Many species are nocturnal (more active at night), so feed them the sinking food formulated especially for them accordingly. Catfish can be aggressive if they are not kept with species their own size, and most are omnivorous.
Bristlenose catfish (Ancistrus temmincki)
The bristlenose catfish is a prehistoric-looking member of the Loricariidae family. Males of this species carry a double row of bristles on their snouts, whereas the females bear only a single row.
The bristlenose’s mouth is formed into a sucker disk that it uses to feed on algae in its native habitat.
This South American catfish is herbivorous, lives in the lower level of the aquarium, and is peaceful.
Glass catfish (Kryptopterus bicirrhis)
The glass catfish is a fascinating animal with a transparent body: You can actually see this fish’s backbone and internal organs through its body wall.
You can even see the food they have eaten before it is broken down, by looking through their body.
The glass catfish is carnivorous and swims in the middle and lower sections of the tank. Glass cats do not do well with many medications, so prevention is the key with this species.
The temperature of the water for glass catfish should be kept between 75–79 degrees F, and soft water with a pH between 6.2–7.0. This fish lives on insects in its native waters; so it should be fed a diet that includes live foods, such as daphnia.
Keep this fish in a group with its own kind because it is a schooling fish in the wild and will become very shy and inactive without others of its own type to keep it company. Never keep one alone without other glass catfish.
Upside-down catfish (Synodontis species)
True to its unusual name, the upside-down catfish swims with its abdomen pointed upward. This beautiful little fish from tropical Africa changes its body shading according to its swimming position. The peaceful upside-down catfish is carnivorous and swims in all levels of the tank.
This fish does well in temperatures between 72–79 degrees F and have been known to live more than five years.
Upside-down catfish grow to lengths of 3–4 inches in the home aquarium, have a forked tail and three sets of barbels, and should be kept in small schools.
The dorsal side of the fish is lighter in color, which (used for camouflage) is the complete opposite of most other species that swim in an upright direction. This fish usually has a beautiful mottled body in earth tones.
Suckermouth catfish (Hypostomus plecostomus)
One of the most famous catfish known to the aquarium hobbyist is the sucker-mouth. Hypostomus is also known as the pleco.
This fish has a leopard-print pattern of spots and can grow to a length of over one foot, so make sure you have plenty of space for this species to grow. This species can be slightly territorial, so good tankmates can include fish that can hold their own, such as larger cichlids.
Suckermouth catfish do well in temperatures between 69–79 degrees F and is very tolerant of most normal aquarium conditions. The suckermouth is herbivorous (it loves to remove algae from your aquarium) and swims in the lower and middle levels of the tank.
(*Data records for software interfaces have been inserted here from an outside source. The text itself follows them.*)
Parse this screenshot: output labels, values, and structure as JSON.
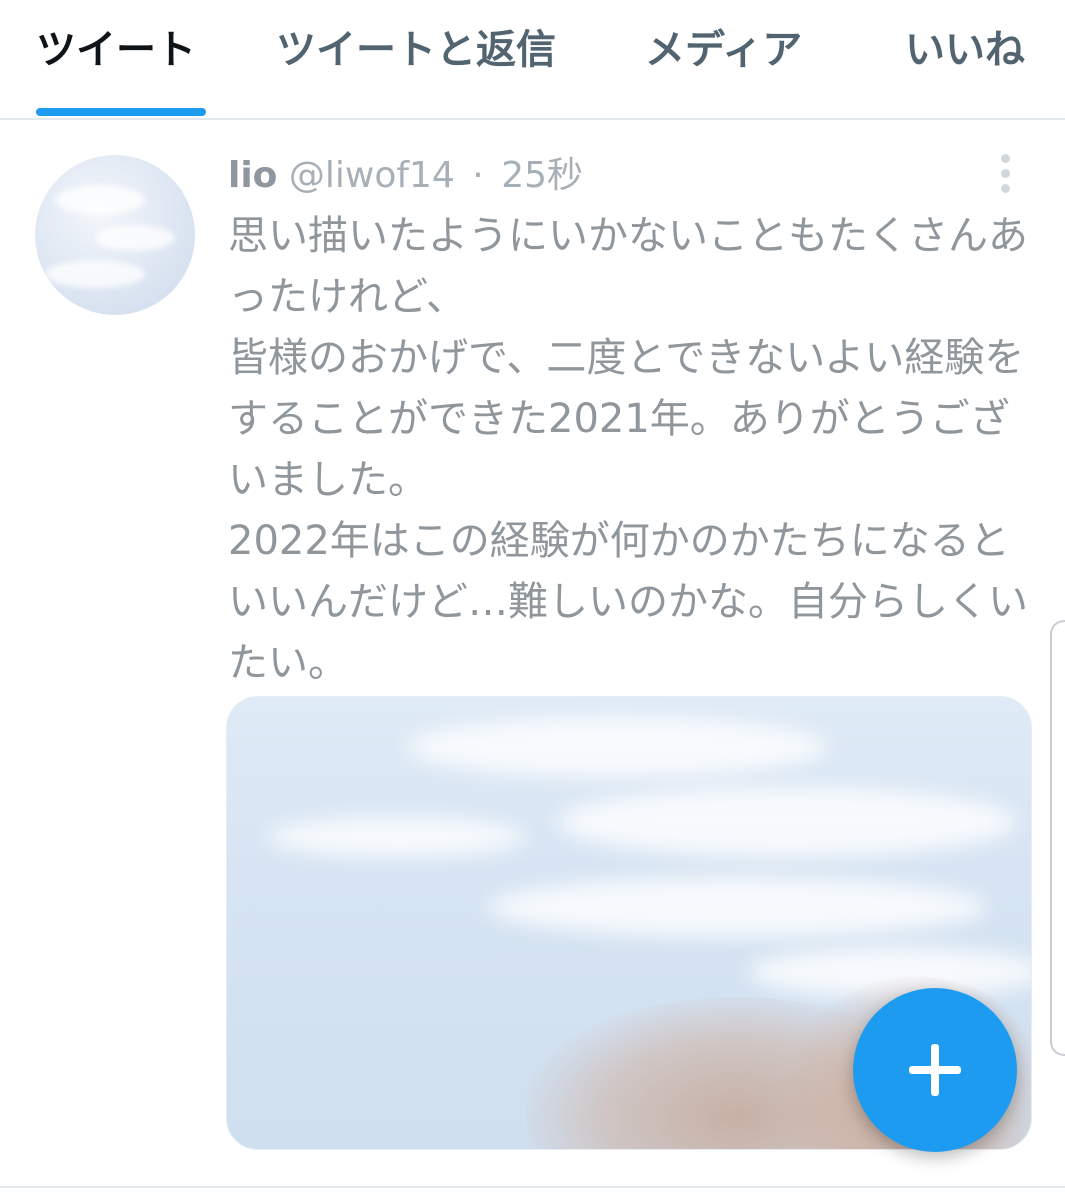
{
  "tabs": [
    {
      "label": "ツイート",
      "active": true
    },
    {
      "label": "ツイートと返信",
      "active": false
    },
    {
      "label": "メディア",
      "active": false
    },
    {
      "label": "いいね",
      "active": false
    }
  ],
  "accent_color": "#1d9bf0",
  "tweet": {
    "display_name": "lio",
    "handle": "@liwof14",
    "separator": "·",
    "time": "25秒",
    "text": "思い描いたようにいかないこともたくさんあったけれど、\n皆様のおかげで、二度とできないよい経験をすることができた2021年。ありがとうございました。\n2022年はこの経験が何かのかたちになるといいんだけど…難しいのかな。自分らしくいたい。",
    "more_icon": "vertical-dots-icon",
    "media": "sky-photo"
  },
  "fab": {
    "icon": "plus-icon"
  }
}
Cory (Corydoras species)
Probably the most popular species of catfish for the home aquarium is the cory. Corys come in a wide variety of spotted and striped patterns, are inexpensive, and do a good job cleaning debris (fallen food, dead plant leaves) from the bottom of the tank.
The friendly little blackfin cory from South America is one outstanding omnivorous member of this genus that swims in the lower levels.
Corys should be kept in schools (at least three) and are easily bred by amateurs. Females are larger and rounder than the males of the species.
They spend most of their time in search of food, so make sure you provide them will sinking pellet foods such as algae wafers. These fish can reach lengths of 2–3 inches on average in a home aquarium and have been known to live as long as ten years. Keep their water temperature between 72–78 degrees.